The issue of ocean grabbing was echoed the following day by the fifth General Secretary of the WFFP, Mohammad Ali Shah. His lively speech culminated in a message to all WFFP members, that now, more than ever, the movement needs solidarity and unity in order to achieve its desired goals and to find success in its fight for fishers’ rights around the world.
Throughout the week’s proceedings of the assembly, the reinforcement of global unity amongst fishers was made, and the cumulative knowledge and differing perspectives of the fishers present were put to use in order to reach consensus plans of action for the WFFP’s future endeavours. The topics that were discussed ranged from how best to utilize the SSF Guidelines to how the WFFP’s communication network could be enhanced. The results of these workshops were then reported back to the assembly, with the intention that the wisdom of the WFFP crowd will be implemented into the future actions of the movement.
To report on the SSF Guidelines, Nicole Franz of the FAO Fisheries and Aquaculture Department, addressed the WFFP members. Nicole opened her address by extolling the virtues of the guidelines in their ability to help fishers and communities participate and contribute in decision-making processes, a statement that was warmly welcomed by the fishers present.
The speech continued by outlining the FAO’s commitment to the implementation of the guidelines, which included the lobbying and advocacy of the guidelines in favour of the inclusion of the small-scale fishers, as well as promoting collaboration with other international instruments such as the Tenure guidelines and the Right to Food Guidelines. The main component of Nicole’s speech was the outlining of the Global Assistance Programme (GAP), a proposal made to COFI which would be based on raising awareness, strengthening the science-policy interface, empowering stakeholders and, finally, the collaboration and management component.

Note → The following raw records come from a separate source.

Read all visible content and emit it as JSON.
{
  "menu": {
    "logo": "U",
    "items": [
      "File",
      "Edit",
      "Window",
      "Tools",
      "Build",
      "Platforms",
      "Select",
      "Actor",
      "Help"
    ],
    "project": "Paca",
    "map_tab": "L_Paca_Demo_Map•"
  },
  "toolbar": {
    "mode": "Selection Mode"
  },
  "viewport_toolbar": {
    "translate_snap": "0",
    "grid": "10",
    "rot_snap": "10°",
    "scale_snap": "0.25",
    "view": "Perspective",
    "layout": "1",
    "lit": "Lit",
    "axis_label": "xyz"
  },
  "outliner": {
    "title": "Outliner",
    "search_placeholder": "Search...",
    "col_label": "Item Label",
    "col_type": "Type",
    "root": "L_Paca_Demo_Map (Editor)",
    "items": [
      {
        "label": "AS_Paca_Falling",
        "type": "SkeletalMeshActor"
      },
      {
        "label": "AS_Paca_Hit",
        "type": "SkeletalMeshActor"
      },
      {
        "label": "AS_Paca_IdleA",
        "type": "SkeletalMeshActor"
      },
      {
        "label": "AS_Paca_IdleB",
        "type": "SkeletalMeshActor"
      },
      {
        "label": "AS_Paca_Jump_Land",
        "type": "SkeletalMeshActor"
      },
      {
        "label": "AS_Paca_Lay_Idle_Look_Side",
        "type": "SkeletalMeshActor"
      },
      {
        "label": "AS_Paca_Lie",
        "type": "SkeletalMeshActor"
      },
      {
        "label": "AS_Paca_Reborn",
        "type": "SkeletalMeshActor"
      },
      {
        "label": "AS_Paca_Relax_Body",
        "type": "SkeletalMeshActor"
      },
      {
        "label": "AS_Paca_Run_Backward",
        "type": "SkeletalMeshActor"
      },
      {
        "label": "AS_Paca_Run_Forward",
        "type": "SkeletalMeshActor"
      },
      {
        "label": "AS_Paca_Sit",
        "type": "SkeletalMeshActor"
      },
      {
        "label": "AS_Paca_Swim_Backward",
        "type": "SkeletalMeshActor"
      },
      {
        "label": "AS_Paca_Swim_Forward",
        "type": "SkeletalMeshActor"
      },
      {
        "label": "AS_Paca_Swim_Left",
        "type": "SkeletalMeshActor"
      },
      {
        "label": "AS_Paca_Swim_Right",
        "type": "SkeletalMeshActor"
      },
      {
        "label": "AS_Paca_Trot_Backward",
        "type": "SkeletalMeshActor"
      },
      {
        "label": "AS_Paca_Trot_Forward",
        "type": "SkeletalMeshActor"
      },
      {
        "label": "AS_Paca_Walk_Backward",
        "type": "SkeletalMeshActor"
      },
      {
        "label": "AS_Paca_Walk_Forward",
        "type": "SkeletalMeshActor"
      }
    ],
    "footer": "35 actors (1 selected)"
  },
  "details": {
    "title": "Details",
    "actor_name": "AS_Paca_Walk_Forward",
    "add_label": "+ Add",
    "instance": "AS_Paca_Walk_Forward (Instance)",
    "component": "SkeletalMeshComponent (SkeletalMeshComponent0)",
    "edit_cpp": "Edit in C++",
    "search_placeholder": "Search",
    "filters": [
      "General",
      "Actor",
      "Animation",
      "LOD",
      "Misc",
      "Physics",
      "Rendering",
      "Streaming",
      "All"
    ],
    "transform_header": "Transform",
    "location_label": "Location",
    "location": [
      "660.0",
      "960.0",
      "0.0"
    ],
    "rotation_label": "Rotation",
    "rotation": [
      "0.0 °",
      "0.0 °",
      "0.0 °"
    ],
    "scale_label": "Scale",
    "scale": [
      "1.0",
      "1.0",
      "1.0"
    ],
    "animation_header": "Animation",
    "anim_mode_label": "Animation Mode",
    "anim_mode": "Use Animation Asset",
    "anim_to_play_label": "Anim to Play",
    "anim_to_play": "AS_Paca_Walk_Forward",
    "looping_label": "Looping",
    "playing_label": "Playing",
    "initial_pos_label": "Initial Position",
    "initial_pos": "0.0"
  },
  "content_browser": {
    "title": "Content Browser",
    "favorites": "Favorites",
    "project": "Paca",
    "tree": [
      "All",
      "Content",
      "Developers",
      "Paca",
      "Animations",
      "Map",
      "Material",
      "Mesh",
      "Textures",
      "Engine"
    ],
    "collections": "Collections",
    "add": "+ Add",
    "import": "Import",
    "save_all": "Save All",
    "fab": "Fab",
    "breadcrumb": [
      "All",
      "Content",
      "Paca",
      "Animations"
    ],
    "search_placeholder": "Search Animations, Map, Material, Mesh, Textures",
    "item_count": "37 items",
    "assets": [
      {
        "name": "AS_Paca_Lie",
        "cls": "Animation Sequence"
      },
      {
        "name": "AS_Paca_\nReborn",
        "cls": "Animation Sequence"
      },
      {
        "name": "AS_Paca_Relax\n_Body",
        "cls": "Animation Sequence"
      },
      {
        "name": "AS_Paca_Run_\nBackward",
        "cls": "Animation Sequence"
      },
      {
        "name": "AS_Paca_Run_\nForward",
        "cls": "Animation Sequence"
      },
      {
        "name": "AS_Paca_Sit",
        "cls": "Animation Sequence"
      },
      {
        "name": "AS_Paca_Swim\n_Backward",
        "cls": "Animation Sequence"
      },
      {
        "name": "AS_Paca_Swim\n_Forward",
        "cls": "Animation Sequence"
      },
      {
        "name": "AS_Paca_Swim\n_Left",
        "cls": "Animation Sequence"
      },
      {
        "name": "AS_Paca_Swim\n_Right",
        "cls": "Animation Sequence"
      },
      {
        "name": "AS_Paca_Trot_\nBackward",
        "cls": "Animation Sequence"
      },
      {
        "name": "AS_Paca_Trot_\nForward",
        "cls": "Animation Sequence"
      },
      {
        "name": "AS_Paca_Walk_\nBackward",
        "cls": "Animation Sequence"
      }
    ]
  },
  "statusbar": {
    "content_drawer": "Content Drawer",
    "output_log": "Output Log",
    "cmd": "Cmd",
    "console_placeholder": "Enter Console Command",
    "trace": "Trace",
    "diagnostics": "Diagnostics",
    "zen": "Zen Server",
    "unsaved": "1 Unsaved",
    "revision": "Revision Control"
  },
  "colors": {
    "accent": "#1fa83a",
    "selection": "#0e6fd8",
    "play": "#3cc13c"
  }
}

On the last day, the national Minister of Fisheries, in his official closing address, proudly announced that the South African government supports the SSF Guidelines approved by COFI and it will implement them. This drew ecstatic applause from the assembly.
During the closing session, the General Assembly tabled a set of decisions, which came out of the many discussions. The two central themes of the decisions agreed to were the use of the SSF Guidelines in pursuance of human and access rights of fisher people, and the fight against ocean grabbing. The list of decisions taken was comprehensive and included commitments to:
The Cape Town assembly also took other decisions around actions at the national and continental levels, which included the forming of cross-sector alliances, campaigning, the strengthening of focus on indigenous peoples, and information and capacity building.
In the WFFP General Assembly tradition, the closing of the proceedings was highlighted by the consensus election of the new Co-ordinating Committee of WFFP:
The 6th General Assembly of WFFP was not solely characterized by the decision taken to combat the removal of small-scale fishers’ access rights, but by how a large and diverse group of people could come together to work for a common goal by arriving at consensus decisions that would enhance the well-being of the planet and the world’s fishers whilst experiencing and embracing the uniqueness of South African culture.
It is now the responsibility of the new Co-ordinating Committee to pursue and implement the decisions of the 6th General Assembly in the forthcoming three-year period. Masifundise will play a supportive role to the Co-ordinating Committee as the new international secretariat.
World Forum of Fisher Peoples